About Invasive Plants
Invasive plants are a problem that the Wissahickon Valley shares with most other natural areas throughout the country. Plants that are native in other parts of the world have become established here and have become weed pests. These exotic/invasives are plants that reproduce rapidly and spread over large areas, displacing plants that are native to our region. Invasives often become a monoculture that has little ecological value to our native mammal, insect and bird life.
How Invasive Spread
The plants that we now consider invasives were brought to this country for many reasons: beauty, erosion control, horticultural interest and fast growing habits. In our area there are several dozen trees, shrubs, vines and herbaceous plants that now thrive where native plants once grew.
Invasives can spread throughout a natural area by several means. Many, such as Japanese Barberry, produce vast amounts of seed. Birds eat the seed and spread it around in their droppings. Because most of the invasive plants that grow in our forests grow readily in shade, they can sprout anywhere. Other seeds are spread by water. In the fall of 2004 two huge rainstorms battered the Wissahickon area. In the wake of these storms, Japanese Knotweed was found all along the banks of the lower part of the stream. The high water had washed the seed downstream and deposited it in areas that were favorable for germination.
The other reason for the spread of invasives in the Wissahickon is the overabundance of deer. Deer are usually not attracted to plants that are not native to this area. Therefore they will eat the native plants to the ground but leave the non-native invasives to survive.
A recent study examining the reason some non-native invasive plant species were more successful than others revealed that the chemistry of the plant was the determining factor. The study published in Biology Letters (Vol.2 No. 2, pp. 189-193, 6-22-06) compared 21 species, widely agreed to be invasive by botanists, with 18 non-invasive aliens.
The hypothesis of the researchers was that highly invasive species would have chemical weapons not found in native plants. Native pests, parasites, and native plants would therefore not have evolved resistance to these chemicals.

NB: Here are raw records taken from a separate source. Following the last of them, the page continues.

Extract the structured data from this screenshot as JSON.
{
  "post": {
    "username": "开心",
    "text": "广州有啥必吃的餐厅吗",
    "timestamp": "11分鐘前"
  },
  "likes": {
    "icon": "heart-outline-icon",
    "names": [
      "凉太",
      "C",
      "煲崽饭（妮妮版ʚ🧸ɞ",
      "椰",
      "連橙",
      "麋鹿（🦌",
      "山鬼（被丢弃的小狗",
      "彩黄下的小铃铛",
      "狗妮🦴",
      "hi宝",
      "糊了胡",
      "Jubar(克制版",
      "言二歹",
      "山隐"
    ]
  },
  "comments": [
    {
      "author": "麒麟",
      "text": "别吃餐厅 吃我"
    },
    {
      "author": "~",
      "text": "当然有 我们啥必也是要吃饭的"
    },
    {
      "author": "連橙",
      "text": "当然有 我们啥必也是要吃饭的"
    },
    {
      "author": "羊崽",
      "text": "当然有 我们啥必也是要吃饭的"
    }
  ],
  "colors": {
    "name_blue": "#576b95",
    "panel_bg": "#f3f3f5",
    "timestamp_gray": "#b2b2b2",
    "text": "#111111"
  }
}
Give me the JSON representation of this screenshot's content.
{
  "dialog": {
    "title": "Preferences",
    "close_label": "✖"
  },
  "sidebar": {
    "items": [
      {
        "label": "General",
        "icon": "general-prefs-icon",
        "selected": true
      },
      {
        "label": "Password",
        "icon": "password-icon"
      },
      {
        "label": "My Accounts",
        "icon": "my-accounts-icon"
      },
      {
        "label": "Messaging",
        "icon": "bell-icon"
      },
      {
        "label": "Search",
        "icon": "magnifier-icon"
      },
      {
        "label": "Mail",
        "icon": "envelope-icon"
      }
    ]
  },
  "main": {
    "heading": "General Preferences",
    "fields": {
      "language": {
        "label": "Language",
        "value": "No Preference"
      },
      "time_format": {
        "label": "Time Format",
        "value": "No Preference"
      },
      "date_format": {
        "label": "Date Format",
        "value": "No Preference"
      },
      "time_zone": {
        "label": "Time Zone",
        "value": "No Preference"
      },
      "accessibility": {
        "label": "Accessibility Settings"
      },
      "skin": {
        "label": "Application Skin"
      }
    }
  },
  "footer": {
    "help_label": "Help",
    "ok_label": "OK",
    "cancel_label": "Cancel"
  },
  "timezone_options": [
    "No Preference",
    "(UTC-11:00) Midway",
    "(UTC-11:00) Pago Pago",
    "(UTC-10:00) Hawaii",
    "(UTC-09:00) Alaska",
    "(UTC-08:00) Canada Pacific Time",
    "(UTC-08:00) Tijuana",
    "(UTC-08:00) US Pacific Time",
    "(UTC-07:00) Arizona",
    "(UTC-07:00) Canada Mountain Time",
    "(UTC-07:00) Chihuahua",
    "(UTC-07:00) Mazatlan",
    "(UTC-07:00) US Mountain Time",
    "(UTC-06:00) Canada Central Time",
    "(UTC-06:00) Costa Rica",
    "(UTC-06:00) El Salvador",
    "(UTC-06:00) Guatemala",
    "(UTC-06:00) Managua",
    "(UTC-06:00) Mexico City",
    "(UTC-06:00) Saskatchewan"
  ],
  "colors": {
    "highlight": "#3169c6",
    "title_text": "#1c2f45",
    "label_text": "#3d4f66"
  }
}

The comparison revealed that 40% of the invasive species examined had a chemical unknown to native plants, while just over 10% of non-invasive aliens had such a chemical. As further proof of their hypothesis, the researchers found non-invasive aliens shared chemical makeup with at least some native species.
How You Can Help
Fairmount Park has initiated an invasive control program that is supported by the Friends of the Wissahickon. Control of some of the worst invasives is imperative if the forest is to remain a healthy ecosystem.
Volunteers are needed throughout the year to help with this program.
FOW publishes a brochure, A List of Invasive Exotic Plants and Indigenous Plants in the Wissahickon Valley, which can be used by homeowners and gardeners to make responsible decisions when selecting ground covers, shrubs or trees for planting. This brochure is FREE and available at the FOW office.